· Includes an introduction to the major concepts of physical database design as well as detailed examples, using methodologies and tools most popular for relational databases today: Oracle, DB2 (IBM), and SQL Server (Microsoft).
· Focuses on physical database design for exploiting B+tree indexing, clustered indexes, multidimensional clustering (MDC), range partitioning, shared nothing partitioning, shared disk data placement, materialized views, bitmap indexes, automated design tools, and more!
1 Introduction to Physical Database Design
2 Basic Indexing Methods
3 Query Optimization and Plan Selection
4 Selecting Indexes
5 Selecting Materialized Views
6 Shared-nothing Partitioning
7 Range Partitioning
8 Multidimensional Clustering
9 The Interdependence Problem
10 Counting and Data Sampling in Physical Design Exploration
11 Query Execution Plans and Physical Design
12 Automated Physical Database Design
13 Down to the Metal: Server Resources and Topology
14 Physical Design for Decision Support, Warehousing, and OLAP
15 Denormalization
16 Distributed Data Allocation
Appendix A A Simple Performance Model for Databases
Appendix B Technical Comparison of DB2 HADR with Oracle Data Guard for Database Disaster Recovery

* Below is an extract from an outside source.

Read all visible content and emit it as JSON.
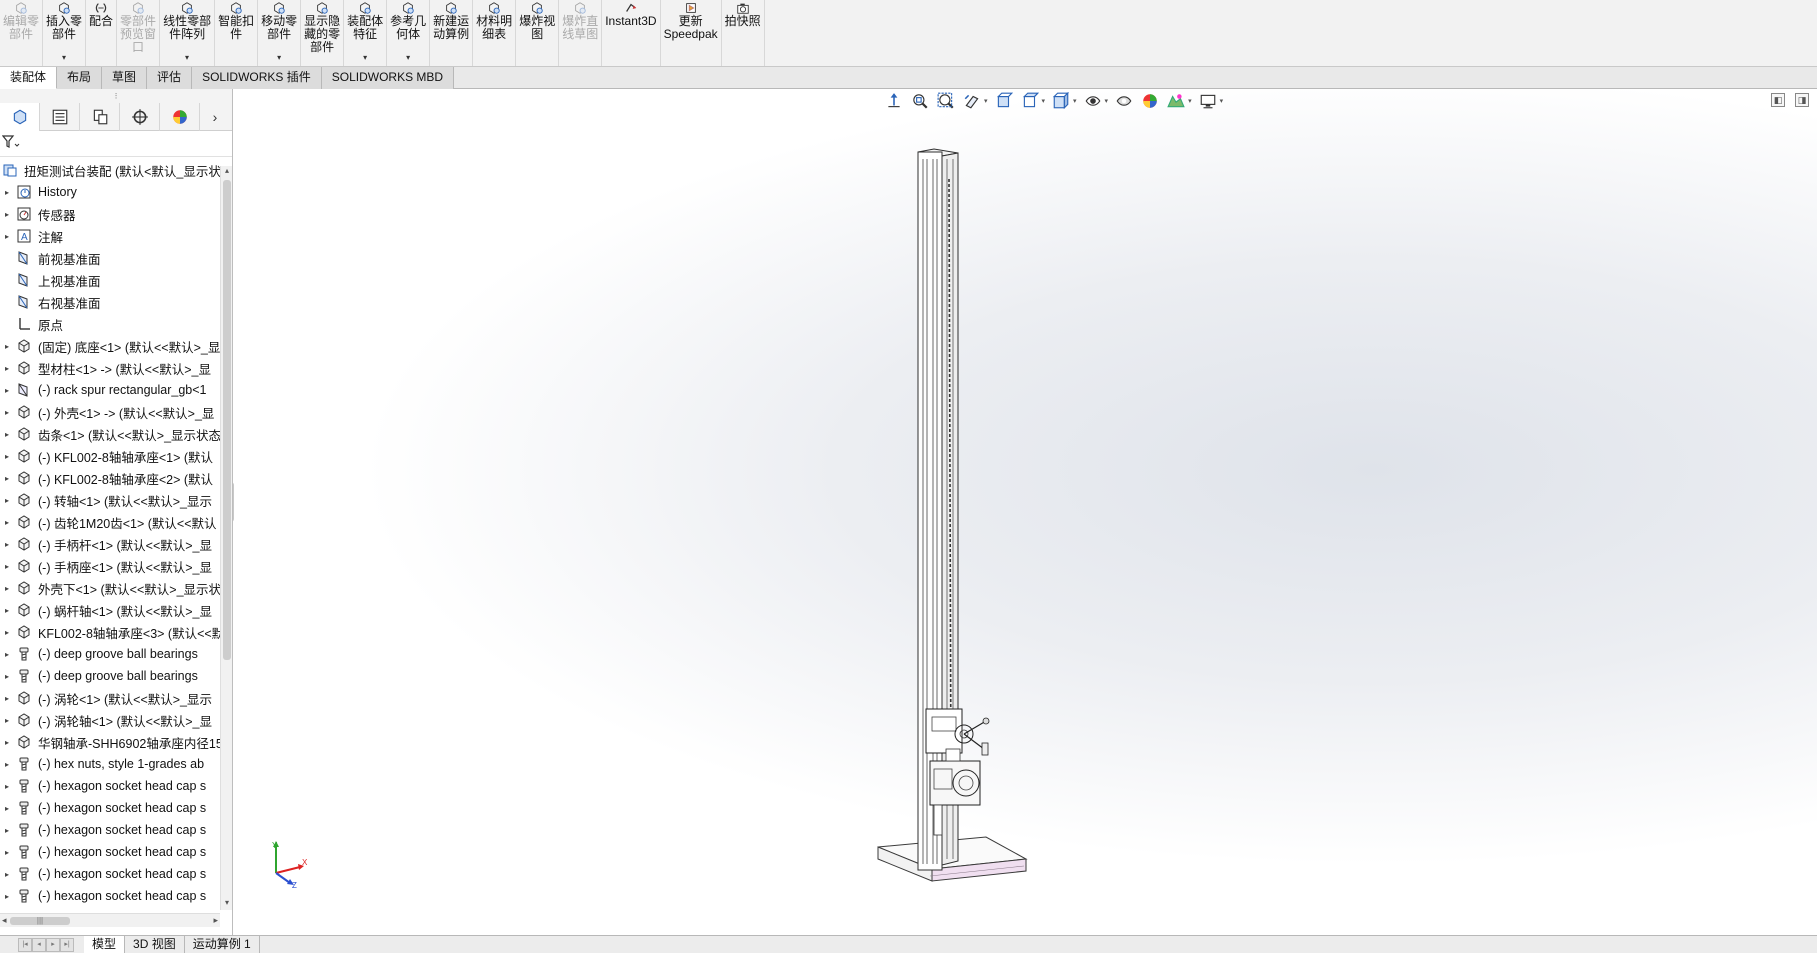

Database designers and database administrators working with large databases and data warehouses, who want to improve processing time for transactions and information access, resolve storage issues, and make life better for all of us.
Sam Lightstone is a Senior Technical Staff Member and Development Manager with IBM’s DB2 product development team. His work includes numerous topics in autonomic computing and relational database management systems. He is cofounder and leader of DB2’s autonomic computing R&D effort. He is Chair of the IEEE Data Engineering Workgroup on Self Managing Database Systems and a member of the IEEE Computer Society Task Force on Autonomous and Autonomic Computing. In 2003 he was elected to the Canadian Technical Excellence Council, the Canadian affiliate of the IBM Academy of Technology. He is an IBM Master Inventor with over 25 patents and patents pending; he has published widely on autonomic computing for relational database systems. He has been with IBM since 1991.

Toby J. Teorey is a professor in the Electrical Engineering and Computer Science Department at the University of Michigan, Ann Arbor. He received his B.S. and M.S. degrees in electrical engineering from the University of Arizona, Tucson, and a Ph.D. in computer sciences from the University of Wisconsin, Madison. He was general chair of the 1981 ACM SIGMOD Conference and program chair for the 1991 Entity-Relationship Conference. Professor Teorey’s current research focuses on database design and data warehousing, OLAP, advanced database systems, and performance of computer networks. He is a member of the ACM and the IEEE Computer Society.
Tom Nadeau is the founder of Aladdin Software (aladdinsoftware.com) and works in the area of data and text mining. He received his B.S. degree in computer science and M.S. and Ph.D. degrees in electrical engineering and computer science from the University of Michigan, Ann Arbor. His technical interests include data warehousing, OLAP, data mining and machine learning. He won the best paper award at the 2001 IBM CASCON Conference.